[Page and application data records]
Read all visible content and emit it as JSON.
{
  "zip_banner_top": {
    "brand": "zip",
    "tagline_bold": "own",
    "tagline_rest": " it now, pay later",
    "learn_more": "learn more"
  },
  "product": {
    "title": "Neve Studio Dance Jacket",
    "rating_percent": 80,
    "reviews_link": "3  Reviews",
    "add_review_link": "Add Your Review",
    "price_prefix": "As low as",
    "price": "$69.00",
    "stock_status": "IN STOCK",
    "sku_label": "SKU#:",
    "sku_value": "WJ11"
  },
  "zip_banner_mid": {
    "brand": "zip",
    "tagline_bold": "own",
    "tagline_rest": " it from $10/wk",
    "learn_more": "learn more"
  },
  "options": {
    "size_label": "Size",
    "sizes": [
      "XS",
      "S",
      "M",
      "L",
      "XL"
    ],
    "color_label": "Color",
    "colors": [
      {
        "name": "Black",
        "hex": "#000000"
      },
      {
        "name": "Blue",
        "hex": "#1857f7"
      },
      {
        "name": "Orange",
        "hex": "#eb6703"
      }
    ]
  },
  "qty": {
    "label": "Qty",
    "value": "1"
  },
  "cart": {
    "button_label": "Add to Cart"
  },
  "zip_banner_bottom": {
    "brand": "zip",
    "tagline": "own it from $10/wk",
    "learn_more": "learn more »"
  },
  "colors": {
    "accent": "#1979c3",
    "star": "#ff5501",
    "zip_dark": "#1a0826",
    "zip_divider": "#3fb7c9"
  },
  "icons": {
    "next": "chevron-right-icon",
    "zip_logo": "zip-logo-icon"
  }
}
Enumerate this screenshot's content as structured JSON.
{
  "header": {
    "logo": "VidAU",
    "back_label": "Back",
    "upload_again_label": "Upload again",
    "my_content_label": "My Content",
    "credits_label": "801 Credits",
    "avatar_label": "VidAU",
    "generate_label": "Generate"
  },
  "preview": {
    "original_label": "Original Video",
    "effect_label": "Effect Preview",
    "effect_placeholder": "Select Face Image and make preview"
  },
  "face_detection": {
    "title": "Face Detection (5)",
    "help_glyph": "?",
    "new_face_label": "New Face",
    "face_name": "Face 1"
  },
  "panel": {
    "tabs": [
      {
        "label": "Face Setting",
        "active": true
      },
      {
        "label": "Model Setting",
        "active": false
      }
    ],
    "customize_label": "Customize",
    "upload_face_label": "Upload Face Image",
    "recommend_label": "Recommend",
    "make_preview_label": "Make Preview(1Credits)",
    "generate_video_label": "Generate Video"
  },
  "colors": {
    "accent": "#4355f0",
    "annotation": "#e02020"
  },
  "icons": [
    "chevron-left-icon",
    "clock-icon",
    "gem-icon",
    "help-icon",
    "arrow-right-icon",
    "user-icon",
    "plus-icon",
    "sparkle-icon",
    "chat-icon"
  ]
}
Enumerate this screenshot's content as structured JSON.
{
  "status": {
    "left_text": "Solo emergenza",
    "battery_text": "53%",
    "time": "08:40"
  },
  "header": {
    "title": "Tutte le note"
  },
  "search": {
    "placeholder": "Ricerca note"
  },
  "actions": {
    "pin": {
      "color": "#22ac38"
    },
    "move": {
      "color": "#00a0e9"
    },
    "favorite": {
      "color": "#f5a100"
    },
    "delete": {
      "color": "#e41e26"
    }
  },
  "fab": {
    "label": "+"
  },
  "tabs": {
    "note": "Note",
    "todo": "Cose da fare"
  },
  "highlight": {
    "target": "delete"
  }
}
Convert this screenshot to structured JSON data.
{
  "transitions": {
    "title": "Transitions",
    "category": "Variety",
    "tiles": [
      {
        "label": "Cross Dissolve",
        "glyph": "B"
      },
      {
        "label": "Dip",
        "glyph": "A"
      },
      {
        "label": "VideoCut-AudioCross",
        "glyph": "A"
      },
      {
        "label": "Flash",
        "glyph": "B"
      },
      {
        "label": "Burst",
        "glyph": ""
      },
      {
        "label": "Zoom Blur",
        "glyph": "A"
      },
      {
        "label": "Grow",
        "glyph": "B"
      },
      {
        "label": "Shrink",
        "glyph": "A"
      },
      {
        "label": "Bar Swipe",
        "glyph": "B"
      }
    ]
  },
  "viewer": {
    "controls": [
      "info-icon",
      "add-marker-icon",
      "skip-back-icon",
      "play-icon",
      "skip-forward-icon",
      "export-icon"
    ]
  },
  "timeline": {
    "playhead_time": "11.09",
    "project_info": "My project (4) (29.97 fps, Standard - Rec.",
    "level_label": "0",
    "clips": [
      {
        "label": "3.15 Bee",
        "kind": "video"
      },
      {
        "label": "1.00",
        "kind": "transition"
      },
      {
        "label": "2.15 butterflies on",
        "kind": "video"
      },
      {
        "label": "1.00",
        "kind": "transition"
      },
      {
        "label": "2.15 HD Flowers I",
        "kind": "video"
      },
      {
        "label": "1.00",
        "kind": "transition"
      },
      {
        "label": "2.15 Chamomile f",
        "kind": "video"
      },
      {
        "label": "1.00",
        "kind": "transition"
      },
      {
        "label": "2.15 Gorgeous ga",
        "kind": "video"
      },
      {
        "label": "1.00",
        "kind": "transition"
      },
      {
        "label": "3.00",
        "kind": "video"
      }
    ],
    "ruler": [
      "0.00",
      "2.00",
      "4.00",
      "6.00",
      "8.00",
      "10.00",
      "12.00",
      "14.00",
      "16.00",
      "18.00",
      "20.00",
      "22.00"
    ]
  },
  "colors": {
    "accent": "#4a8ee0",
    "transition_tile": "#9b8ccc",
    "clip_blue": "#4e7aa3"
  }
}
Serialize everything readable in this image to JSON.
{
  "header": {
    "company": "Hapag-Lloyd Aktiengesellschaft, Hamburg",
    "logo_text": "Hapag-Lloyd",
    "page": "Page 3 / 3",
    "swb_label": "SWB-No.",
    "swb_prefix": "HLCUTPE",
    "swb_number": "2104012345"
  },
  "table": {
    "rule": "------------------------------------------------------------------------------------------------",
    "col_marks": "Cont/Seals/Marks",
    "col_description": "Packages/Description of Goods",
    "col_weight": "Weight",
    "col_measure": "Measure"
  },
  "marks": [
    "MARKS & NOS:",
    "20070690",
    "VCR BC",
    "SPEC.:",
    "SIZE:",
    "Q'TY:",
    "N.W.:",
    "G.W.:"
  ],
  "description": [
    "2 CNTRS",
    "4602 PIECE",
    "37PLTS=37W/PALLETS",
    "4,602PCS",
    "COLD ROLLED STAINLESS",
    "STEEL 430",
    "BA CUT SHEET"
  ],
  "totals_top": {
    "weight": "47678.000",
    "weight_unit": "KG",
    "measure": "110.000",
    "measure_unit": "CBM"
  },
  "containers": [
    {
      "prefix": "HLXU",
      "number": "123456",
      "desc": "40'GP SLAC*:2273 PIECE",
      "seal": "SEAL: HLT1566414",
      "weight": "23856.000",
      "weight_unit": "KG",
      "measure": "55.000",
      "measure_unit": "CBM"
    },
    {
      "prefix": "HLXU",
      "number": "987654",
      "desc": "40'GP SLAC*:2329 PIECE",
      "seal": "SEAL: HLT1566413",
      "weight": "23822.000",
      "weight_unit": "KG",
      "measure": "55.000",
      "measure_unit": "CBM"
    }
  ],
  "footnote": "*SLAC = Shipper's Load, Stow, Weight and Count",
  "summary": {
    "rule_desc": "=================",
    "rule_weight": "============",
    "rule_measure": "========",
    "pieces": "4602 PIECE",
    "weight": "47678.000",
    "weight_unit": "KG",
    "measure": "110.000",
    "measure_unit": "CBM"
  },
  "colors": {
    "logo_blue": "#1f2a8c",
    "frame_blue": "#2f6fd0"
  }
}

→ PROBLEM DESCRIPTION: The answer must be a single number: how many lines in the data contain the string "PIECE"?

→ COMPLETED TASK: 4